Law enforcement is something most of us do every day because we have a large number of civilian police officers in the unit,” said company commander CPT Sean O’Donnell. “Most Iraqis had heard about the NYPD, so they wanted to learn as much from us as they could. Our experience enabled us to provide some of the most current training available.”

The demand for MPs on the battlefield and in garrison has been taxing for active-duty and reserve-component Soldiers. Thousands of Guard and Reserve members in artillery units have been reclassified as MPs and stationed at bases throughout the United States and Germany, while active-duty MPs remain in Iraq. The Army has also enacted the Stop-Loss Program to keep active- and reserve-component MPs from dropping off the rolls.

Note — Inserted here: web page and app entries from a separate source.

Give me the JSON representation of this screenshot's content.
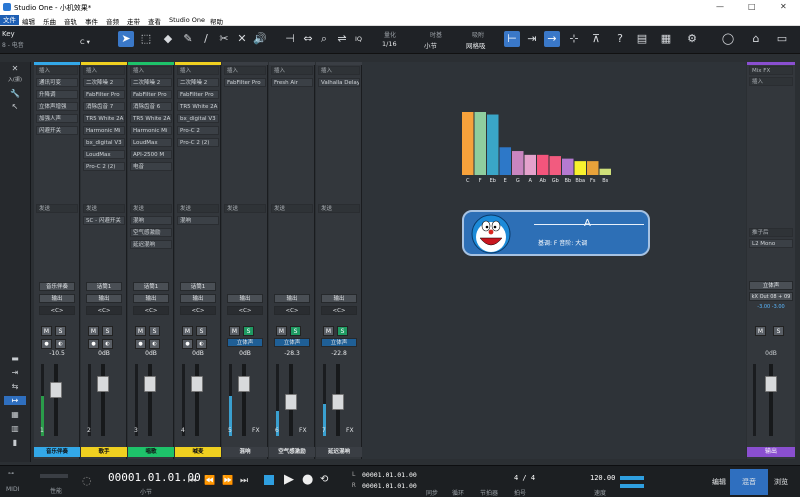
{
  "window": {
    "title": "Studio One - 小机效果*",
    "controls": [
      "—",
      "□",
      "✕"
    ]
  },
  "menu": [
    "文件",
    "编辑",
    "乐曲",
    "音轨",
    "事件",
    "音频",
    "走带",
    "查看",
    "Studio One",
    "帮助"
  ],
  "toolbar": {
    "key_label": "Key",
    "key_sub": "8 - 电音",
    "key_value": "C ▾",
    "quant_label": "量化",
    "quant_value": "1/16",
    "timebase_label": "时基",
    "timebase_value": "小节",
    "snap_label": "吸附",
    "snap_value": "网格吸",
    "iq": "IQ"
  },
  "colors": {
    "accent": "#2f6fbf",
    "yellow": "#f0d020",
    "green": "#1f9b63",
    "purple": "#8a4fd0"
  },
  "channels": [
    {
      "name": "音乐伴奏",
      "num": "1",
      "vol": "-10.5",
      "color": "#33a8e8",
      "out": "输出",
      "send": "音乐伴奏",
      "inserts": [
        "插入",
        "通讯可变",
        "升降调",
        "立体声增强",
        "加强人声",
        "闪避开关"
      ],
      "sends": [
        "发送"
      ],
      "lvl": 0.55
    },
    {
      "name": "歌手",
      "num": "2",
      "vol": "0dB",
      "color": "#f0d020",
      "out": "输出",
      "send": "话筒1",
      "inserts": [
        "插入",
        "二次降噪 2",
        "FabFilter Pro",
        "消除齿音 7",
        "TR5 White 2A",
        "Harmonic Mi",
        "bx_digital V3",
        "LoudMax",
        "Pro-C 2 (2)"
      ],
      "sends": [
        "发送",
        "SC - 闪避开关"
      ],
      "lvl": 0.0
    },
    {
      "name": "唱歌",
      "num": "3",
      "vol": "0dB",
      "color": "#1ec36a",
      "out": "输出",
      "send": "话筒1",
      "inserts": [
        "插入",
        "二次降噪 2",
        "FabFilter Pro",
        "消除齿音 6",
        "TR5 White 2A",
        "Harmonic Mi",
        "LoudMax",
        "API-2500 M",
        "电音"
      ],
      "sends": [
        "发送",
        "混响",
        "空气感激励",
        "延迟混响"
      ],
      "lvl": 0.0
    },
    {
      "name": "喊麦",
      "num": "4",
      "vol": "0dB",
      "color": "#f0d020",
      "out": "输出",
      "send": "话筒1",
      "inserts": [
        "插入",
        "二次降噪 2",
        "FabFilter Pro",
        "TR5 White 2A",
        "bx_digital V3",
        "Pro-C 2",
        "Pro-C 2 (2)"
      ],
      "sends": [
        "发送",
        "混响"
      ],
      "lvl": 0.0
    },
    {
      "name": "混响",
      "num": "5",
      "vol": "0dB",
      "color": "#3a3e44",
      "out": "输出",
      "send": "",
      "inserts": [
        "插入",
        "FabFilter Pro"
      ],
      "sends": [
        "发送"
      ],
      "lvl": 0.55,
      "fx": "FX",
      "stereo": "立体声"
    },
    {
      "name": "空气感激励",
      "num": "6",
      "vol": "-28.3",
      "color": "#3a3e44",
      "out": "输出",
      "send": "",
      "inserts": [
        "插入",
        "Fresh Air"
      ],
      "sends": [
        "发送"
      ],
      "lvl": 0.35,
      "fx": "FX",
      "stereo": "立体声"
    },
    {
      "name": "延迟混响",
      "num": "7",
      "vol": "-22.8",
      "color": "#3a3e44",
      "out": "输出",
      "send": "",
      "inserts": [
        "插入",
        "Valhalla Delay"
      ],
      "sends": [
        "发送"
      ],
      "lvl": 0.45,
      "fx": "FX",
      "stereo": "立体声"
    }
  ],
  "chart_data": {
    "type": "bar",
    "categories": [
      "C",
      "F",
      "Eb",
      "E",
      "G",
      "A",
      "Ab",
      "Gb",
      "Bb",
      "Bba",
      "Fs",
      "Bs"
    ],
    "values": [
      100,
      100,
      96,
      44,
      38,
      32,
      32,
      30,
      26,
      22,
      22,
      10
    ],
    "colors": [
      "#f7a23b",
      "#8fce9e",
      "#3aa6c7",
      "#2d78c8",
      "#c985c0",
      "#e4a2cc",
      "#f3557c",
      "#f25b7f",
      "#b57ad1",
      "#f8f12e",
      "#e8a23a",
      "#cfe07a"
    ],
    "title": "",
    "xlabel": "",
    "ylabel": "",
    "ylim": [
      0,
      100
    ]
  },
  "badge": {
    "key": "A",
    "info": "基调: F  音阶: 大调"
  },
  "mixfx": {
    "title": "Mix FX",
    "insert": "插入",
    "post": "推子后",
    "plugin": "L2 Mono",
    "out_label": "立体声",
    "out": "kX Out 08 + 09",
    "vals": "-3.00  -3.00",
    "name": "输出",
    "ms": [
      "M",
      "S"
    ]
  },
  "transport": {
    "midi": "MIDI",
    "perf": "性能",
    "time": "00001.01.01.00",
    "time_unit": "小节",
    "l": "L",
    "r": "R",
    "l_val": "00001.01.01.00",
    "r_val": "00001.01.01.00",
    "sig": "4 / 4",
    "sig_label": "拍号",
    "ts_label": "节拍器",
    "tempo": "120.00",
    "tempo_label": "速度",
    "sync": "同步",
    "loop": "循环",
    "tabs": [
      "编辑",
      "混音",
      "浏览"
    ],
    "active_tab": 1
  }
}
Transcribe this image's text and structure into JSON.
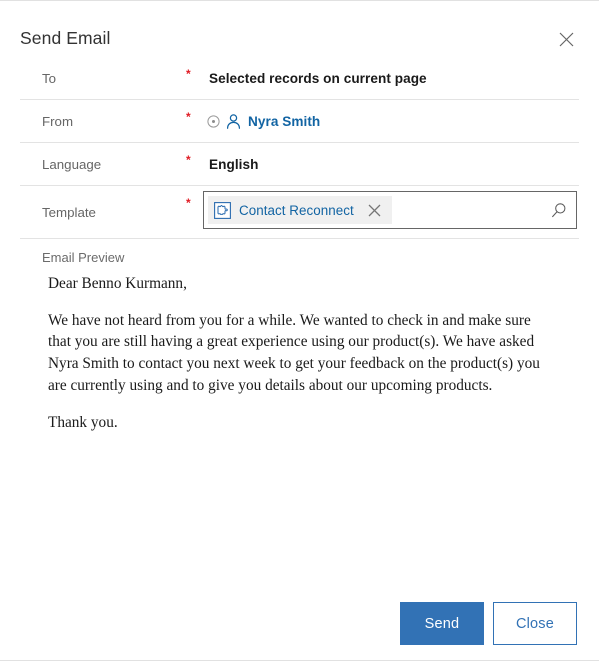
{
  "dialog": {
    "title": "Send Email",
    "close_icon": "close-icon"
  },
  "fields": [
    {
      "label": "To",
      "required_marker": "*",
      "value": "Selected records on current page"
    },
    {
      "label": "From",
      "required_marker": "*",
      "value": "Nyra Smith",
      "presence_icon": "presence-indicator-icon",
      "person_icon": "contact-person-icon"
    },
    {
      "label": "Language",
      "required_marker": "*",
      "value": "English"
    },
    {
      "label": "Template",
      "required_marker": "*",
      "chip_label": "Contact Reconnect",
      "chip_icon": "template-icon",
      "chip_remove_icon": "remove-chip-icon",
      "search_icon": "search-icon"
    }
  ],
  "preview": {
    "caption": "Email Preview",
    "greeting": "Dear Benno Kurmann,",
    "body": "We have not heard from you for a while. We wanted to check in and make sure that you are still having a great experience using our product(s). We have asked Nyra Smith to contact you next week to get your feedback on the product(s) you are currently using and to give you details about our upcoming products.",
    "closing": "Thank you."
  },
  "footer": {
    "send_label": "Send",
    "close_label": "Close"
  },
  "colors": {
    "accent_blue": "#3272b5",
    "link_blue": "#1264a3",
    "required_red": "#e01b24",
    "label_gray": "#666666",
    "rule_gray": "#e3e3e3"
  }
}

Future plans for the MP Corps include the creation of entire companies that specialize in detainee operations. “This need goes back to Afghanistan, where we found that we just didn’t have enough Soldiers with that type of skill set,” Millan said. And as missions change, so will training. New batches of instructors will arrive from deployments around the globe, and their experiences will shape course development.

“New instructors will come to us with the knowledge of what the textbooks tell us to do, as well as what Soldiers are actually doing in war, where they’re updating tactics on the move,” Heberer said. “We’ll continue to incorporate those lessons learned to save lives.”

“An MP’s job can be stressful with so much responsibility entrusted to him,” O’Donnell said. “MPs must make decisions on an independent basis, and not rely on being steered by leaders.”

“It’s not just a sense of authority that attracts men and women to the MP Corps,” O’Donnell said. “We’re all common in the sense that we want to help and serve others. We’re selfless by choice.”